Mack and Mabel Review

Just over 30 years ago Michael Ball made his debut on the Manchester Opera House stage in The Pirates of Penzance and now he’s back to tread the boards in the UK and Ireland tour of Mack and Mabel.

By Manchester's Finest | October 19th '15

Just over 30 years ago Michael Ball made his debut on the Manchester Opera House stage in The Pirates of Penzance and now he’s back to tread the boards in the UK and Ireland tour of Mack and Mabel. Mack-and-Mabel-3

The double Olivier Award winner, who has starred in Les Miserables, Phantom of the Opera, and more recently Hairspray, takes on the role of domineering silent movie director Mack Sennett, who accidentally discovers a new starlet of the screen in the guise of feisty Mabel Normand (Rebecca La Chance), a waitress from Brooklyn. Set in the 1920s the show follows the highs and lows of the pair as they develop a love hate relationship whilst Sennett tries everything to make his mark on the silver screen.

From the moment he steps onstage Ball proves he’s as mesmerising as ever, acting every word, working every move and effortlessly breaking into numbers like I Wanna Make The World Laugh and I Won’t Send Roses. With such a stalwart at the helm you know you are in safe hands with this production-although to be fair each and every one of the cast members are West End standard.

Mack-and-Mabel-1

Rebecca La Chance may be no stranger to the Broadway stage but the American actress makes her British stage debut here in the role of Mabel and she proves the perfect match for Ball. From ditzy bubblegum waitress to a leading musical star who is later ravaged by drink and drugs La Chance delivers a great balance of light and shade including a stunning rendition of Time Heals Everything.

A special mention must go to the supporting role of Anna Jane-Casey as Lottie who gives a fabulous performance of Tap Your Troubles Away and plays her role with gusto and sass.

Every one of Jeremy Herman’s toe tapping tunes can’t fail to entertain you and Stephen Mear’s choreography is both slick and stylised. Hats off too to Director Jonathan Church who has devised delightfully complex sequences which leave your eyes darting from one performer to another – especially true of the Keystone Cops parody which is full of slapstick and truncheon waving a plenty!

Mack-and-Mabel-2

Robert Jones clever set designs are evocative of the silver screen era and they merge seamlessly with John Driscoll’s video projections, both factors keeping you enthralled and marvelling at their effortless synchronicity.
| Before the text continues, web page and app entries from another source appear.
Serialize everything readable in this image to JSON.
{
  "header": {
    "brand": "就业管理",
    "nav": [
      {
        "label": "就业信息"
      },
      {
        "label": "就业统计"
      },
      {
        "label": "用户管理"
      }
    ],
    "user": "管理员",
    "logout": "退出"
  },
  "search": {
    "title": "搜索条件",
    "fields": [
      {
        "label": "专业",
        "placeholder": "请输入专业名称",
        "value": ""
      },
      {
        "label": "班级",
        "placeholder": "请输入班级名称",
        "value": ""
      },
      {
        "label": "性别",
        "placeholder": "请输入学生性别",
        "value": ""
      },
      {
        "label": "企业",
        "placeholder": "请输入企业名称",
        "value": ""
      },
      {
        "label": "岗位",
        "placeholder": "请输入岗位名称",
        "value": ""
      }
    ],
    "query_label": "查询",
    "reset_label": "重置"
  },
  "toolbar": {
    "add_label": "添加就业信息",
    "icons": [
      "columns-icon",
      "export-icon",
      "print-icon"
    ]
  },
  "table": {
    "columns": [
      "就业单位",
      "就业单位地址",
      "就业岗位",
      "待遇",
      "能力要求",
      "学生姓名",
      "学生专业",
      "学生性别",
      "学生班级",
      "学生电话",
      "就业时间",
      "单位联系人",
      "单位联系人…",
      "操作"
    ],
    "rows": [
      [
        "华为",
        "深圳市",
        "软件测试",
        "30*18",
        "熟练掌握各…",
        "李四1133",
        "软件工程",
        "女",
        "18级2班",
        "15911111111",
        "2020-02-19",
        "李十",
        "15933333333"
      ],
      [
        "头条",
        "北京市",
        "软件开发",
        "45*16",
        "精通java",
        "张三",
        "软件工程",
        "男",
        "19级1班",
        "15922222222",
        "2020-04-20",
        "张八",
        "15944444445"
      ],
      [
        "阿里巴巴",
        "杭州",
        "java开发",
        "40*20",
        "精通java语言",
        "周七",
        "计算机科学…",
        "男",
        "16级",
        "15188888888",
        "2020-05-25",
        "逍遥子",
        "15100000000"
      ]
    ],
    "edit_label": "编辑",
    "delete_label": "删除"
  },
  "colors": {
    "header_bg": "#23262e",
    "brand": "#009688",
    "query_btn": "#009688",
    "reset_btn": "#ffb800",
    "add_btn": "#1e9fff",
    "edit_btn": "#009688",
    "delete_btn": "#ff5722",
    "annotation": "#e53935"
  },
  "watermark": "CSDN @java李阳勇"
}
Since Mack and Mabel opened in 1974 the musical has received mixed reviews and never quite hit the mark with theatre-goers worldwide, hence the many empty seats at the Opera House – but this production proves the show has every right to be back on top where it belongs.

If you want to be transported back 100 years to a time where black and white movies were king and the silent movie ruled then ‘spare a dime’ for Mack and Mabel whilst it’s in town you will not be disappointed.

Runs till 24 October, Manchester Opera House